This year the main thing I’ve been doing is just racing, mostly road racing, working on top end speed. Ive also done a few long rides, gradually building up the distance so I know what I can do. The other week I flew upto Inverness and and rode back, until my knee played up riding along the route of Stage two of this years Tour de France in the cold rain.So I got most of the way back, doing 275miles on the first day, 160 miles through Yorkshire which was really hilly, and then had to bail into a hotel to avoid hypothermia. Then rode down to my parents, at this point I stopped as my knee was giving me some gip. but it was a good experience learning that I need to look after myself and listen to my body. Last week I did a five stage road race, which felt amazingly easy after doing all the long distance riding. The whole race had a total distance of the first day of my long ride, so by the fifth day I was feeling really strong. One of the main things to concentrate on is just eating enough food, as its easy just to keep pedalling away and forget about topping up. The key thing about this race is that its a race, but you have to finish it to be apart of the race. Its not a race if you don’t finish. Which is what I realised when my knee packed up on my training ride after 500 miles. So these little setbacks are good lessons to have before setting off.
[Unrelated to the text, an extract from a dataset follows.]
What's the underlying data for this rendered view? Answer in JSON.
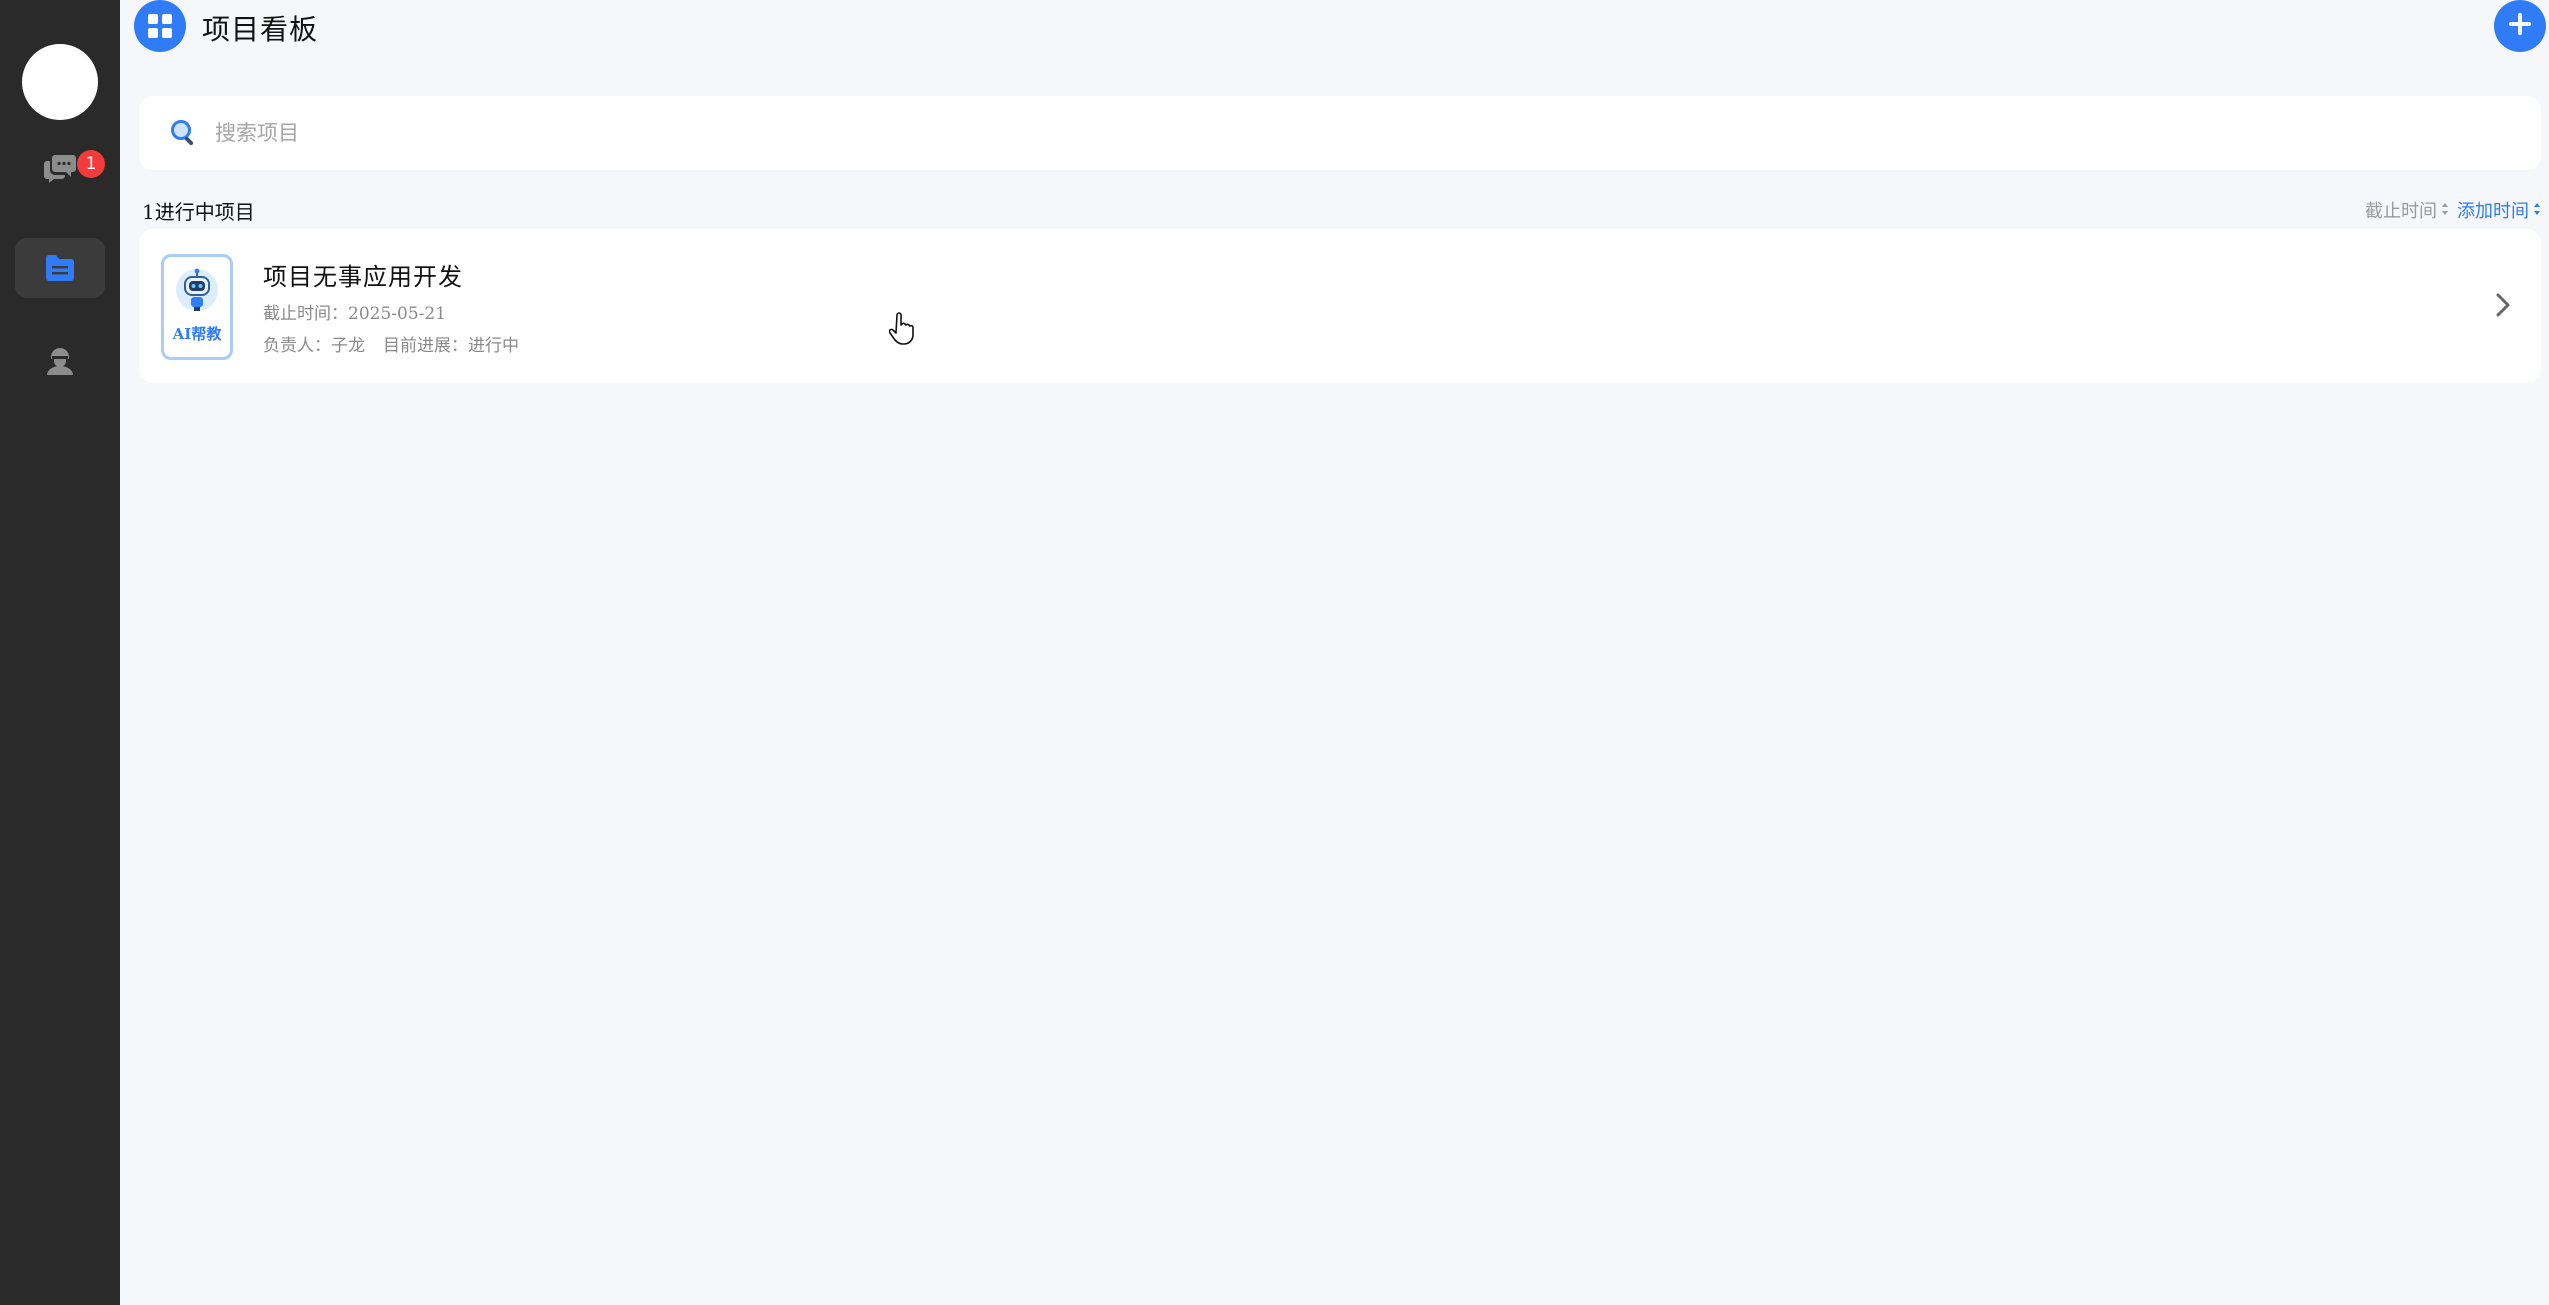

How have you planned your route?
Ive used a site called ridewithgps.com to plot my chosen route, its almost all done now, with just a couple of different variations that I’m not quite sure upon yet. Its hard to choose, but id rather choose now so I’m committed to the route, as making adjustments along the way can be hard and time consuming. One place id love to tie into the route would be Kosovo, as I’ve always wanted to go there and see it, albeit a brief visit passing by.
How can people follow you during the TCR?
There will be links from the TCR website, with track leaders covering the race, as everyone will be carrying a SPOT tracker to plot their movements you will be able to see everyone spread out over their different paths across Europe.
Who’s your biggest cycling or non cycling hero and why?
Steve Peat, growing up with the UK mountain bike scene, Steve has been such a driving force that so many of us have looked upto over the years. Also following the Tour de France in the late 90’s and onwards I was certainly a fan of Lance, Pantani and their inspiring and almost unbelievable ability…. Then moving on to recent times, Mike Hall and the way he has approached these long distance events.
So with some good weather, a little luck, no upsets with mechanicals or unseen circumstance, and you never know….A good adventure with a race along the way…..well thats what I’m saying, I’m really kidding myself a bit, its more of a race with a little adventure along the way!
Find more photos from the interview and geek out on some of Josh’s kit over on our Flickr.